Go to the Globe and Mail homepage

Jump to main navigationJump to main content


Airbus wins lion’s share of huge American Airlines order Add to ...

European aerospace giant Airbus SAS has broken U.S. rival Boeing Co. long-standing stranglehold on key customer American Airlines by winning a share of a blockbuster order of 460 planes – the biggest in aviation history – that ratchets up the stakes over the lucrative single-aisle jet market.

American, a unit of AMR Corp. , said it plans to order 260 Airbus aircraft from the manufacturer’s A320 family, as well as 200 Boeing 737s in a deal estimated at being worth more than $38-billion (U.S.).

In a surprise move, Chicago-based Boeing said it is now committed to developing a variant of its best-selling workhorse 737 to meet current market demand, instead of opting to design and build an all-new plane to be launched much later.

Half of the 200 737s ordered will be a new version of the plane with upgraded, more fuel-efficient engines, and half of the 260 A320s will be re-engined models.

Industry experts say Boeing’s decision to proceed with a re-engined 737 is clearly defensive in light of the success Airbus has been having – more than 1,000 orders so far – with the re-engined A320, known as the A320neo.

The development intensifies the battle between the two giants as airlines around the world seek to renew their aging fleets and secure low-cost, fuel-efficient planes in the 110- to 180-seat category to counter the effect of rising fuel costs and heightened competition as well as to better prepare for the next downturn.

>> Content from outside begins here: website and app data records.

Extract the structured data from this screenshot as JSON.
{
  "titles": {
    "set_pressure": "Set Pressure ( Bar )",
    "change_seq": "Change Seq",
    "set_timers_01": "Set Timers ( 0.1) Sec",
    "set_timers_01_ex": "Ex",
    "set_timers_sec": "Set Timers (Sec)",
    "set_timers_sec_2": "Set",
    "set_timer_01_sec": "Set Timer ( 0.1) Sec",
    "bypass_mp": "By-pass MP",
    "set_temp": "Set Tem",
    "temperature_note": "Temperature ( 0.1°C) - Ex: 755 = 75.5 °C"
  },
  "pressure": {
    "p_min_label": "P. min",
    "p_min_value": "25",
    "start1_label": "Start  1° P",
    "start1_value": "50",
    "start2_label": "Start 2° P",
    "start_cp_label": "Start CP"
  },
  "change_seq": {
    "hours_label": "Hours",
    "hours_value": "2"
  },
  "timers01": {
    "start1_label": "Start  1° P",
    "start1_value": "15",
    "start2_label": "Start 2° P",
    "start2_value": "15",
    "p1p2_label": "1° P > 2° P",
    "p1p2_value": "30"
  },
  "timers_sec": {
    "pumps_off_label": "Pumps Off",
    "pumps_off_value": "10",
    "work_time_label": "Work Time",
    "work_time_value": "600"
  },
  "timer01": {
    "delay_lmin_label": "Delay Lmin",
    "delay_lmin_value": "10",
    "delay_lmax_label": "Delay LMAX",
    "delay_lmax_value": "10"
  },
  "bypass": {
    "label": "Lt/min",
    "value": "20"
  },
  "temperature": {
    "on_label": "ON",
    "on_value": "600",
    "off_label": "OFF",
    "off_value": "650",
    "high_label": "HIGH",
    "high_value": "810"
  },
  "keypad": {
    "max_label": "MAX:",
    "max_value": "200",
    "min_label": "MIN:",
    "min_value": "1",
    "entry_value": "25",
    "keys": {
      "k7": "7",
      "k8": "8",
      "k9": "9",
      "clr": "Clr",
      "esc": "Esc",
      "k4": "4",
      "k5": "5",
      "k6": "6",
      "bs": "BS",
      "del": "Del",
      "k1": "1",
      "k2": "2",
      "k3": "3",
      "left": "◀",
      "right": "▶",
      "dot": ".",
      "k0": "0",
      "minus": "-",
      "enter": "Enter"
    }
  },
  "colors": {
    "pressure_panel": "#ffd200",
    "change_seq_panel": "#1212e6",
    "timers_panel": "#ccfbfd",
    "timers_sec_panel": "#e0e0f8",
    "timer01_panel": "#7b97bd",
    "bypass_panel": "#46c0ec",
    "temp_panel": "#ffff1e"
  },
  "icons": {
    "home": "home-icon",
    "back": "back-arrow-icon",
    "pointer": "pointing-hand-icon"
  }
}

Montreal-based Bombardier Inc. is vying to crack the narrow-body market with its all-new C Series single-aisle jet at the lower end of the market – 110 to 145 seats. Boeing’s decision to go with the lower-cost re-engining strategy provides an opportunity for Bombardier as it seeks more customers for the $3.4-billion C Series program, said National Bank Financial analyst Cameron Doerksen.

A re-engined 737 faces the same challenges as Airbus’ revamped A320neo, he said in a research note. Both models will be much heavier than the C Series and thus not as cost-efficient to operate, he said. The C Series will be the only all-new narrow body on the market until either Airbus or Boeing develop their own completely new planes, likely not until after 2020, he said.

On the other hand, RBC Dominion Securities Inc. analyst Walter Spracklin said “this is a mild negative for Bombardier. The response from Airbus and Boeing will result in the C Series being not as unique and not as differentiated from a fuel-efficiency standpoint.”

Benoit Poirier of Desjardins Securities said in a note that Boeing’s move is a “short-term negative for [Bombardier], given the increased competition from the re-engined B737 (not a huge surprise); however, we believe Boeing’s decision could accelerate C Series orders, as we believe that some airlines were waiting for Boeing’s decision before committing to aircraft purchases.”

“Given the pressure to retain AMR as a customer, they [Boeing] had little choice but to offer a new engine,” said Howard Wheeldon, a senior strategist at London brokerage BGC Partners.

“The AMR order is not only significant in that it sees Boeing finally provide commitment to further upgrade the 737 family but also that this order comes from a large U.S. legacy carrier.”

Boeing felt the pressure to re-engine its 737, given the growing popularity of the A320neo, say observers, who add that Boeing had to act because if Airbus could crack American Airlines, other airlines would be tempted to order the A320neo too.

Richard Aboulafia, vice-president of analysis for Teal Group Corp, said Boeing “avoided a disaster” in finally mobilizing its forces and offering a 737 variant in the face of continued inroads made by Airbus.

“There was a real feeling in the market that Boeing was a far cry from coming up with an effective response” to the threat from Airbus, he said.

For Fort Worth, Tex.-based American Airlines, a loyal Boeing customers for decades, the split order marks the first time it opts for Airbus product since 1987.

“This is significant because of the size of the order for Airbus, which had been shut out before,” said Robert Kokonis, president of airline consulting firm AirTrav Inc. “There had been some concerns in Boeing circles that the entire order was going to go to Airbus.”

Report Typo/Error

Follow us on Twitter: @brentcjang, @globemontreal

  • Boeing Co
  • Updated June 26 3:15 PM EDT. Delayed by at least 15 minutes.

Next story




Most popular videos »

More from The Globe and Mail

Most popular